Extracted data entries
--- START ---
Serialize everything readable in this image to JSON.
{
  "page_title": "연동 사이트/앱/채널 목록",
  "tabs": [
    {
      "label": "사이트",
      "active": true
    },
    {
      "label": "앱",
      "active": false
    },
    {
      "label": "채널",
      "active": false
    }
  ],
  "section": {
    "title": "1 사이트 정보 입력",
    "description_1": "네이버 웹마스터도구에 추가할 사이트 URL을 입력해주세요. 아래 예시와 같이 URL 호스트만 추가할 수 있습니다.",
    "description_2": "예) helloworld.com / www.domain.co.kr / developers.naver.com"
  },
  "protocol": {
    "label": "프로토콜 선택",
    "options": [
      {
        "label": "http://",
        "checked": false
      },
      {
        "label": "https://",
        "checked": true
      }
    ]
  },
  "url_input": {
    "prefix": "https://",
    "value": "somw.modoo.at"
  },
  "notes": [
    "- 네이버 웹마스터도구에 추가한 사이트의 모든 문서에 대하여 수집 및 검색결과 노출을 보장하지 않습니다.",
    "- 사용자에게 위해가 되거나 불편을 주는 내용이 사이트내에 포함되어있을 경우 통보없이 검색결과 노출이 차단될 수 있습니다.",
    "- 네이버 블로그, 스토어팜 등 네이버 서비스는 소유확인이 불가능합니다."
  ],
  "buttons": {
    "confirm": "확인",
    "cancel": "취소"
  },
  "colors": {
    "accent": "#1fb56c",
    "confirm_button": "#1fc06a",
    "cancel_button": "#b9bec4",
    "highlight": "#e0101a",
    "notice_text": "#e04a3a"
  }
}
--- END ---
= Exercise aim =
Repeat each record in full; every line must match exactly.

= Output for this exercise =
Serialize everything readable in this image to JSON.
{
  "page_title": "연동 사이트/앱/채널 목록",
  "tabs": [
    {
      "label": "사이트",
      "active": true
    },
    {
      "label": "앱",
      "active": false
    },
    {
      "label": "채널",
      "active": false
    }
  ],
  "section": {
    "title": "1 사이트 정보 입력",
    "description_1": "네이버 웹마스터도구에 추가할 사이트 URL을 입력해주세요. 아래 예시와 같이 URL 호스트만 추가할 수 있습니다.",
    "description_2": "예) helloworld.com / www.domain.co.kr / developers.naver.com"
  },
  "protocol": {
    "label": "프로토콜 선택",
    "options": [
      {
        "label": "http://",
        "checked": false
      },
      {
        "label": "https://",
        "checked": true
      }
    ]
  },
  "url_input": {
    "prefix": "https://",
    "value": "somw.modoo.at"
  },
  "notes": [
    "- 네이버 웹마스터도구에 추가한 사이트의 모든 문서에 대하여 수집 및 검색결과 노출을 보장하지 않습니다.",
    "- 사용자에게 위해가 되거나 불편을 주는 내용이 사이트내에 포함되어있을 경우 통보없이 검색결과 노출이 차단될 수 있습니다.",
    "- 네이버 블로그, 스토어팜 등 네이버 서비스는 소유확인이 불가능합니다."
  ],
  "buttons": {
    "confirm": "확인",
    "cancel": "취소"
  },
  "colors": {
    "accent": "#1fb56c",
    "confirm_button": "#1fc06a",
    "cancel_button": "#b9bec4",
    "highlight": "#e0101a",
    "notice_text": "#e04a3a"
  }
}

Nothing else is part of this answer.